As well, ITAC agrees with the recommendations of the Jenkins report in that SSC should seek to define the desired outcome of a procurement and allow industry to respond with solutions, supported by recommended performance measures and benefits realization criteria (Q45). Moreover, the evaluation of bids should be based on overall value. The procurement process must focus on the problem to be solved, rather than prescribing detailed specifications. The Email Transformation initiative is an opportunity for Shared Services Canada and the Government of Canada to evolve to a new services paradigm.

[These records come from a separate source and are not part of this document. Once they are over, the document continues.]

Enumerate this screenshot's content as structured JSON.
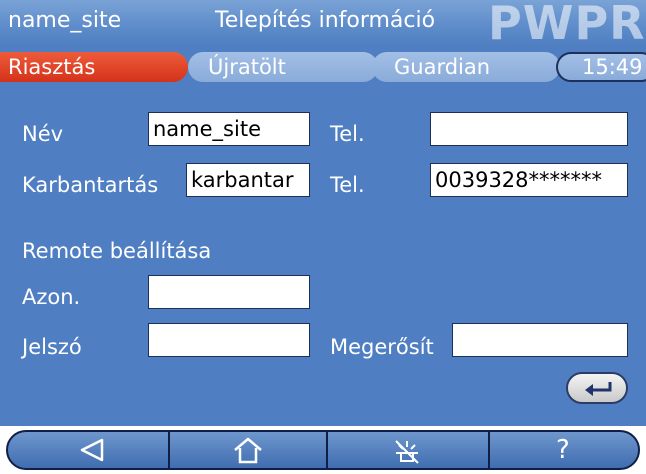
{
  "header": {
    "site_name": "name_site",
    "title": "Telepítés információ",
    "brand": "PWPRO"
  },
  "tabs": {
    "alarm": "Riasztás",
    "reload": "Újratölt",
    "guardian": "Guardian",
    "clock": "15:49"
  },
  "form": {
    "name_label": "Név",
    "name_value": "name_site",
    "phone1_label": "Tel.",
    "phone1_value": "",
    "maintenance_label": "Karbantartás",
    "maintenance_value": "karbantar",
    "phone2_label": "Tel.",
    "phone2_value": "0039328*******",
    "remote_heading": "Remote beállítása",
    "id_label": "Azon.",
    "id_value": "",
    "password_label": "Jelszó",
    "password_value": "",
    "confirm_label": "Megerősít",
    "confirm_value": ""
  },
  "nav": {
    "help": "?"
  },
  "icons": [
    "enter-icon",
    "back-arrow-icon",
    "home-icon",
    "alarm-off-icon"
  ],
  "colors": {
    "background": "#4f7fc2",
    "active_tab": "#d4321a",
    "inactive_tab": "#8aabd9",
    "field_bg": "#ffffff"
  }
}
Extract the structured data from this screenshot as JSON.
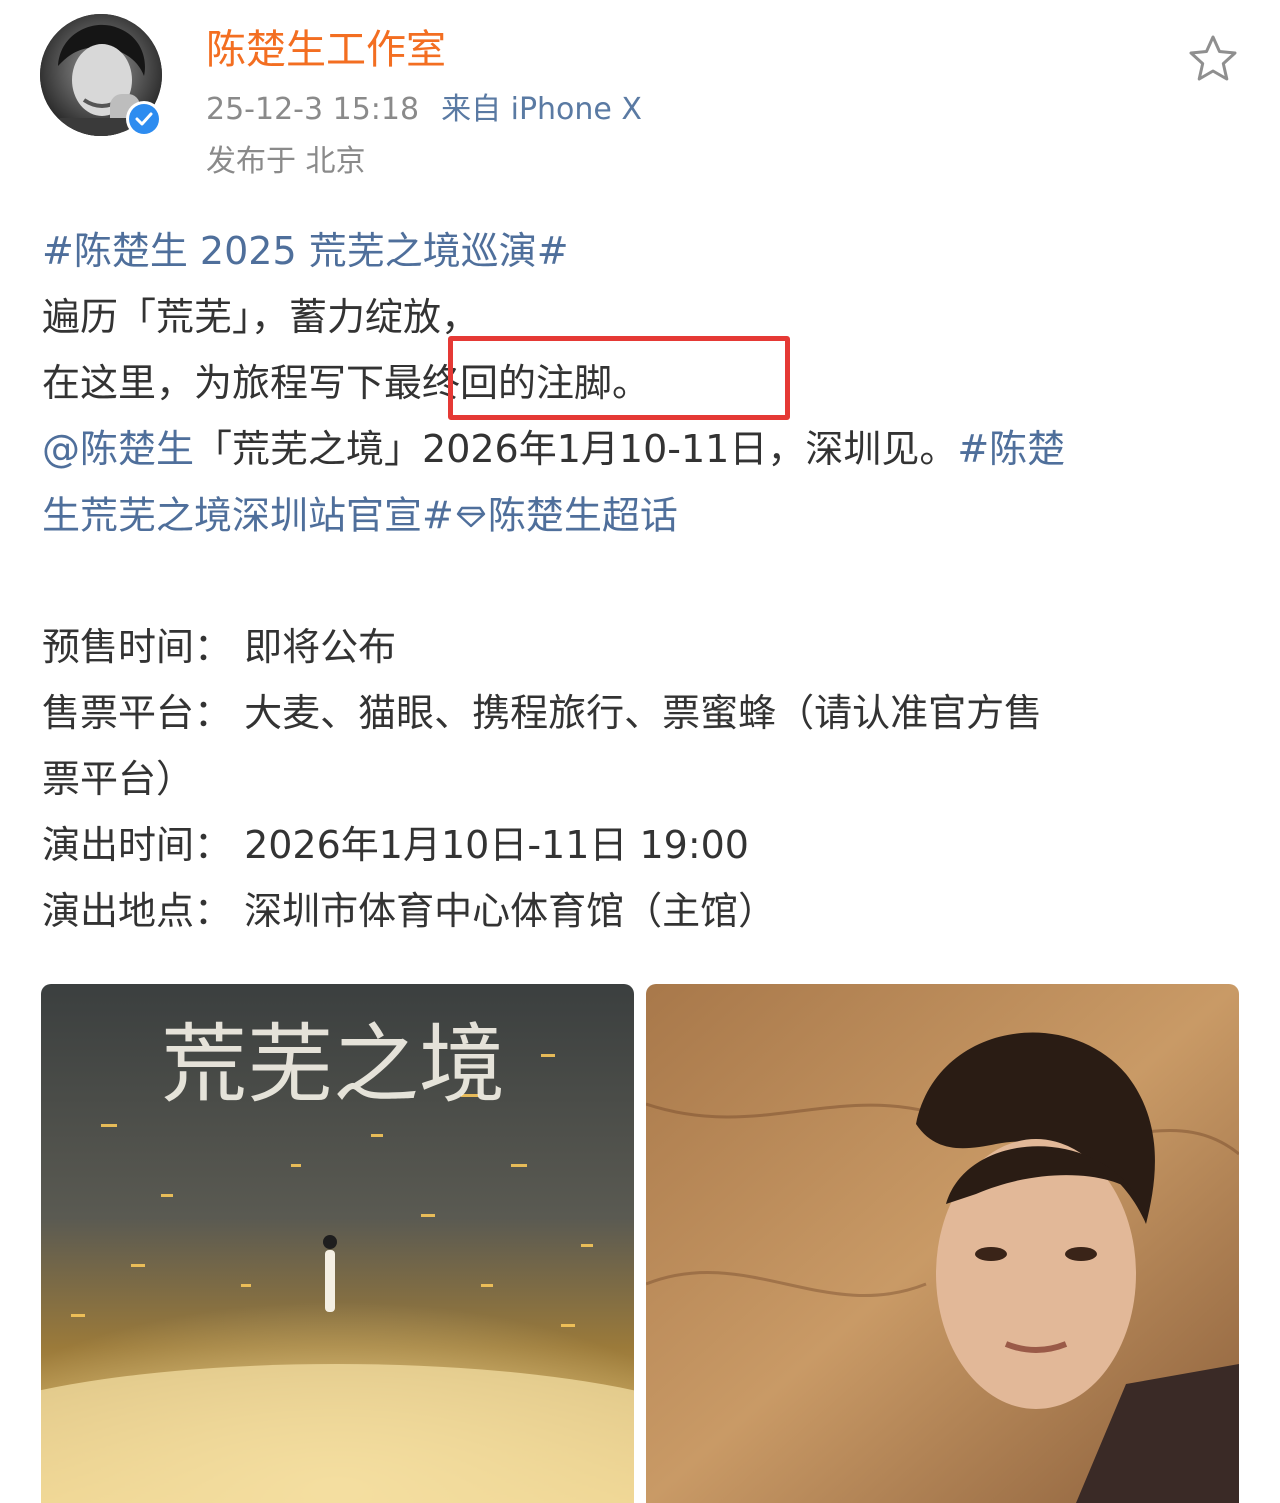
{
  "header": {
    "username": "陈楚生工作室",
    "time": "25-12-3 15:18",
    "source": "来自 iPhone X",
    "location": "发布于 北京",
    "icons": {
      "avatar": "avatar-photo",
      "verified": "verified-check-icon",
      "favorite": "star-outline-icon"
    }
  },
  "post": {
    "hashtag_tour": "#陈楚生 2025 荒芜之境巡演#",
    "line1": "遍历「荒芜」，蓄力绽放，",
    "line2_prefix": "在这里，为旅程写下",
    "line2_highlight": "最终回的注脚。",
    "line3_mention": "@陈楚生",
    "line3_text": "「荒芜之境」2026年1月10-11日，深圳见。",
    "line3_hashtag_start": "#陈楚",
    "line4_hashtag_end": "生荒芜之境深圳站官宣#",
    "line4_supertopic": "陈楚生超话",
    "presale": "预售时间：  即将公布",
    "platform_line1": "售票平台：  大麦、猫眼、携程旅行、票蜜蜂（请认准官方售",
    "platform_line2": "票平台）",
    "showtime": "演出时间：  2026年1月10日-11日 19:00",
    "venue": "演出地点：  深圳市体育中心体育馆（主馆）"
  },
  "images": {
    "left_title": "荒芜之境"
  },
  "colors": {
    "username": "#f36e21",
    "link": "#4f6f9b",
    "text": "#333333",
    "meta": "#8a8a8a",
    "highlight_border": "#e53935",
    "verified": "#2d8cf0"
  }
}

With regard to Questions 53 to 55, we encourage Shared Services Canada to pay particular attention to the terms and conditions to be included as part of the RFP and the resulting contract process. Given the size and scope of this procurement, the adoption of contractual requirements which are contrary to commercial agreements and corporate governance laws, could have the effect of limiting the number of quality bids received.
A key example of this is the proposal for unlimited liability to minimize the risk of a security or privacy breach due to vendor negligence and due to a vendor being compelled by a foreign nation to hand over email information owned by the Government of Canada. ITAC and its members clearly take very seriously the need to protect confidential and personal information owned by the Government of Canada. As well, we fully agree that the Contractor must adhere to all security requirements in the contract and, if they do not, be subject to related remedies (to be discussed during the RFP refinement phase). However, the concept of unlimited liability is problematic in today’s corporate governance environment. It is not possible for a company to purchase insurance for uncapped liability. As such, corporate officers would not be permitted to sign off on unlimited corporate exposure in an environment where future techniques for cyber attacks can not necessarily be foreseen, and the limits to the use of the U.S. Patriot Act have yet to be tested.
ITAC has previously worked with PWGSC and Treasury Board Secretariat and achieved an agreement for a limitation on liability in IM/IT projects. Under that agreement, the Contractors would not be held liable for special, indirect or consequential damages, or for liability for damages of third parties, except in limited and specified circumstances. As well, it was agreed that first party liability for direct damages would be capped in the Contract. We will leave it to potential Bidders to propose details and a cap that would be appropriate for this procurement and in the current corporate environment.
In general, to achieve the most success, an enterprise purchasing model for the Government of Canada should align as much as possible with commercial enterprise agreements and practices. We recommend that a detailed discussion of contractual terms and conditions occur during the “Review & Refine Requirements Phase” of the procurement process. As well, Shared Services Canada should enter into early negotiations with the successful Bidder to allow the supplier to leverage its standard agreements. In doing so, taxpayers will benefit from maximum competition among suppliers, access to the fullest range of possible solutions and innovation, and the best possible pricing.
ITAC appreciates the opportunity to provide input on this precedent-setting procurement process. We fully support the collaborative procurement approach and trust that it will produce successful results.
We would be pleased to provide any further information, as needed.